John MacArthur, Thomas Nelson, 2010, 225 pp. 3 of 5 stars
What is the most unforgivable notion in today’s world? Slavery is good.
In Slave, John MacArthur explores the paradox that people never stop being slaves. Pre-conversion, we are slaves to sin. Post-conversion, we are slaves to Christ. “Although you used to be slaves of sin…you became enslaved to righteousness” (Rom. 6:17-18, HCSB).
MacArthur calls the mistranslation of “slave” to “servant” a centuries-long cover up by English NT translators, much of it owing to the historical stigma of slavery. But there is a difference. A servant is hired. A slave is owned. Surprisingly, the latter is the most common metaphor for a Christian in Scripture. It speaks of absolute commitment as a requirement for all Christians, not an add-on for extra-spiritual Christians. “My sheep hear my voice, and I know them, and they follow me” (Jn. 10:27).
This book is really MacArthur’s contribution toward the doctrines of grace from the perspective of total surrender to Christ. After skillfully weaving Scripture with church history (e.g. Luther and Newton), MacArthur uses chapters 8-11 to unpack TULIP (total depravity, unconditional election, limited atonement, irresistible grace, perseverance of the saints).
He closes with four compelling paradoxes about slavery: it brings freedom (to do right), it ends prejudice (since all are slaves), it magnifies grace (we’re undeserving) and it pictures salvation (slavery is the central message of salvation).
This volume is not as popular as The Gospel According to Jesus or perhaps as helpful as the explicit Lordship volume Hard to Believe.

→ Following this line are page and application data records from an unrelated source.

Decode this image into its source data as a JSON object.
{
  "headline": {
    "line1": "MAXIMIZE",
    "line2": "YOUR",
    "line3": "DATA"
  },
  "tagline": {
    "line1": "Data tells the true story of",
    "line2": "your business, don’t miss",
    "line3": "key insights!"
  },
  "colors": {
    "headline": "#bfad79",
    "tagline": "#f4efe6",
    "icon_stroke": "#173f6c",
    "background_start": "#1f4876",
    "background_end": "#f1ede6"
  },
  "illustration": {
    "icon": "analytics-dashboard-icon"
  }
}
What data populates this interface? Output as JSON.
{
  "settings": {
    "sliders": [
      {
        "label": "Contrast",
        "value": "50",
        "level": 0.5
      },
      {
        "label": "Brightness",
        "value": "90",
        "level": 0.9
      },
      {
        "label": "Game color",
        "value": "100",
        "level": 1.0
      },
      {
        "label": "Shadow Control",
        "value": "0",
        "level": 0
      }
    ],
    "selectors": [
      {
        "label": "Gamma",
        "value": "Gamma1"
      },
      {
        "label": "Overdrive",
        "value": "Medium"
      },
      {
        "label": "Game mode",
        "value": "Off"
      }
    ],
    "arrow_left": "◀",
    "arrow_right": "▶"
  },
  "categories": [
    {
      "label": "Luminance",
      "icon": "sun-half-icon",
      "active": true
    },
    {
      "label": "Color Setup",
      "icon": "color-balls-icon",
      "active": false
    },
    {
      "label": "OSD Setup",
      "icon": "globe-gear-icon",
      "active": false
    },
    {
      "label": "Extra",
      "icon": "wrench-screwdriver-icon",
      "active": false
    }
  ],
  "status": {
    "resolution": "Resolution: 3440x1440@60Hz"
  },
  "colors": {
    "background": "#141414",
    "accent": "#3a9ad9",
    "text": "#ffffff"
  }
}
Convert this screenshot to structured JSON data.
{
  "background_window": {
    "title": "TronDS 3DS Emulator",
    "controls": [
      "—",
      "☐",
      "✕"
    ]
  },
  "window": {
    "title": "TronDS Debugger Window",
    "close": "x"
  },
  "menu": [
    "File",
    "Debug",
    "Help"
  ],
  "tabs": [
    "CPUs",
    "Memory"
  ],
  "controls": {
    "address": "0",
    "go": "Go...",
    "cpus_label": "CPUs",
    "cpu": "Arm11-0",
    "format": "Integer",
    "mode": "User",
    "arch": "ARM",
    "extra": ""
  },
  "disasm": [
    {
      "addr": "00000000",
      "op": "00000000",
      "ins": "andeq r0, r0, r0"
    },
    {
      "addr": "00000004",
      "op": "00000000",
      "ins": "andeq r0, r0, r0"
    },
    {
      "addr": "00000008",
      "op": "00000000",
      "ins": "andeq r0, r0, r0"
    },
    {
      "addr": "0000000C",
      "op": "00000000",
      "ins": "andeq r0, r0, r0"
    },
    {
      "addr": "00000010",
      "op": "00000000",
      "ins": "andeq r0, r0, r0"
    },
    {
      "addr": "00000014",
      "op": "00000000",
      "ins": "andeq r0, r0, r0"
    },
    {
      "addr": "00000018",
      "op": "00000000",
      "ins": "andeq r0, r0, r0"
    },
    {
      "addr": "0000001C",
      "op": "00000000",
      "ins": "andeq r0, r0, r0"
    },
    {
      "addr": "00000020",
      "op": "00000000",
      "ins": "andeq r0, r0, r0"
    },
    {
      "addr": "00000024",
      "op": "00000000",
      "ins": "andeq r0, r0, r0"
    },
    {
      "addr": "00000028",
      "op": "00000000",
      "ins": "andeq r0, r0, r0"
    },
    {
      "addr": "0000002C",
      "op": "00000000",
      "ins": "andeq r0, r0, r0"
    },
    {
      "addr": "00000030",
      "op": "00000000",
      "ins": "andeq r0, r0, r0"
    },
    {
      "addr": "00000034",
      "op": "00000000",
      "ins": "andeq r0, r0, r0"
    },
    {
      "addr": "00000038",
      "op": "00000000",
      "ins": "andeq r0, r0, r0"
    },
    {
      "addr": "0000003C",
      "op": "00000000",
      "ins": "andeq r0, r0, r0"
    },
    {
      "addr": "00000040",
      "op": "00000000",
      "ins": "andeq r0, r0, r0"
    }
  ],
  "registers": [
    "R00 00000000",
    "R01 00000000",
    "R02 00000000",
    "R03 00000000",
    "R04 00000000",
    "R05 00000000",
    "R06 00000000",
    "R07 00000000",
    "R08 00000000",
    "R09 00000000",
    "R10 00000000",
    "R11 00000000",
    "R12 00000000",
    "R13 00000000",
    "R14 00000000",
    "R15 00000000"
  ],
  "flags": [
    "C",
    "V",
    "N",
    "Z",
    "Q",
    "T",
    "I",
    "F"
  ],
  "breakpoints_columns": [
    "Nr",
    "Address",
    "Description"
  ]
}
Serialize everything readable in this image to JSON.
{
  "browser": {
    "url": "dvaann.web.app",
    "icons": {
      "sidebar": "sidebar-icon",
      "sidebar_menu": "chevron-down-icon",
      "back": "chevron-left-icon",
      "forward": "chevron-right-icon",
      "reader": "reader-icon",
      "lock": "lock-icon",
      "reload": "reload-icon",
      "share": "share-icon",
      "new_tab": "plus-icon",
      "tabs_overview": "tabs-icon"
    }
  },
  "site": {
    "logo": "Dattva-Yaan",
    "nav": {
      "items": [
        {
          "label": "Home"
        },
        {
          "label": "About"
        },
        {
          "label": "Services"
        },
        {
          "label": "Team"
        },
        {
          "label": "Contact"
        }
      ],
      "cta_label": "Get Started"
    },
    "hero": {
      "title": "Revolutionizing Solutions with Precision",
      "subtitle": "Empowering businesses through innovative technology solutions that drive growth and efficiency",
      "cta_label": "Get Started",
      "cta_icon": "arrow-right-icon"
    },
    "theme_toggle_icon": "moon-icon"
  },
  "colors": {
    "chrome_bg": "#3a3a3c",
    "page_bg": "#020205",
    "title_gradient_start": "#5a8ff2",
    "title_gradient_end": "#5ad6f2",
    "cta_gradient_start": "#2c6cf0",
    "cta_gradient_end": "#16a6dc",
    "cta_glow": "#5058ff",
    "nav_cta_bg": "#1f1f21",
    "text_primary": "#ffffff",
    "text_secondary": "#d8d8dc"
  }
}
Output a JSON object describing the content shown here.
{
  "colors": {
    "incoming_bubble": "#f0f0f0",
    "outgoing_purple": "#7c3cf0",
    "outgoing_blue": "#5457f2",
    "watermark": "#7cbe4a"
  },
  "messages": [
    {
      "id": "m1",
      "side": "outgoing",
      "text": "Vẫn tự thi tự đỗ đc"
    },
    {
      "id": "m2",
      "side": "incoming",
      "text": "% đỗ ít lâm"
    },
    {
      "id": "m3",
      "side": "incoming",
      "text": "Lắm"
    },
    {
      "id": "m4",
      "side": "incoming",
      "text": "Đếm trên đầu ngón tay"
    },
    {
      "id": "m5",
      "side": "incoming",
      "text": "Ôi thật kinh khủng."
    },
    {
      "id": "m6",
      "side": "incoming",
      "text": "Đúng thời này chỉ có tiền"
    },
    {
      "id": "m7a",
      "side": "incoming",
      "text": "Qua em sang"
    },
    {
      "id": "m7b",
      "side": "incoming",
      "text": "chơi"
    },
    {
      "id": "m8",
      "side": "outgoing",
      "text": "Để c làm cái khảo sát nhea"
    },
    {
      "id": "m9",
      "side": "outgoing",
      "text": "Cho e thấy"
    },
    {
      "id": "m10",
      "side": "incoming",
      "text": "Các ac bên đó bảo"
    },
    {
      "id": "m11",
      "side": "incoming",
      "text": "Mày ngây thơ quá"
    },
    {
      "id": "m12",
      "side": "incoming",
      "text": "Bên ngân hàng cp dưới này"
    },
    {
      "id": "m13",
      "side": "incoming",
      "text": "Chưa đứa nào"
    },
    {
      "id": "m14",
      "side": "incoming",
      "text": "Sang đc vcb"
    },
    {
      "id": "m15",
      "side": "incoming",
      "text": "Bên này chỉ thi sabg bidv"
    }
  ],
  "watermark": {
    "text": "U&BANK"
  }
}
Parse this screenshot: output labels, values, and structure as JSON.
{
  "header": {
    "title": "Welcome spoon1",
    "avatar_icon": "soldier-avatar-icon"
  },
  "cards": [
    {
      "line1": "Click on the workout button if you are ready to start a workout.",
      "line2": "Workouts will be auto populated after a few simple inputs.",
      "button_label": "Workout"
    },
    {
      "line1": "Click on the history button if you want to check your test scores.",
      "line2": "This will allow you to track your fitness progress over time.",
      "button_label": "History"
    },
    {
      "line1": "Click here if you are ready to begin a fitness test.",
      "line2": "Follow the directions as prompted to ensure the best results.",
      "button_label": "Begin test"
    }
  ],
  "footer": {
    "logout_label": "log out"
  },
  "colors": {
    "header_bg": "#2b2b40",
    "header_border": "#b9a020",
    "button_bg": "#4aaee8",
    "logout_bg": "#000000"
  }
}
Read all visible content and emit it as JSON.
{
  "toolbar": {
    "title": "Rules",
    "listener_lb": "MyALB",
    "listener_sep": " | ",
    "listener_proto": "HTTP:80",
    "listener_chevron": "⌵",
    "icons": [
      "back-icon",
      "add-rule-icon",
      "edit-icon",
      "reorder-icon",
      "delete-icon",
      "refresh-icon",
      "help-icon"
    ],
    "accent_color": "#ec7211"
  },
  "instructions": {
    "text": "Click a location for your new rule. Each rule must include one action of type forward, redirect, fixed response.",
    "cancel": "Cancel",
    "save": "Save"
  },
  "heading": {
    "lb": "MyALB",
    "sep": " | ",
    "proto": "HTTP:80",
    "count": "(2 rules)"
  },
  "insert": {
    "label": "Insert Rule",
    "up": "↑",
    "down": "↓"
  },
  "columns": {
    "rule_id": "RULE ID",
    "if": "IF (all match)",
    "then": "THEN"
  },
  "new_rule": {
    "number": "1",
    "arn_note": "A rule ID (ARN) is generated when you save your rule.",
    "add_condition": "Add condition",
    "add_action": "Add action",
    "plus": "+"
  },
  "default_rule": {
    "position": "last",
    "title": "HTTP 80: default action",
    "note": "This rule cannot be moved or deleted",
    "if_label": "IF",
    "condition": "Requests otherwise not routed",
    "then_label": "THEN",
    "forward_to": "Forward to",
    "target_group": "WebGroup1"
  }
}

Still, it is a message that is rare in today’s churches and invaluable for sinners and saints to ponder.
- “The one slavery is terminated precisely in order to allow the other slavery to begin” (140, quoting Murray Harris).
- “True freedom begins when slavery to sin ends. And slavery to sin ends only when we have become the slaves of God” (142).
- “To my great astonishment I found that the [Scripture] passages which speak decidedly for election and persevering grace, were about four times as many as those which speak apparently against…” (151, quoting George Müller, who had once called election a “devilish doctrine”).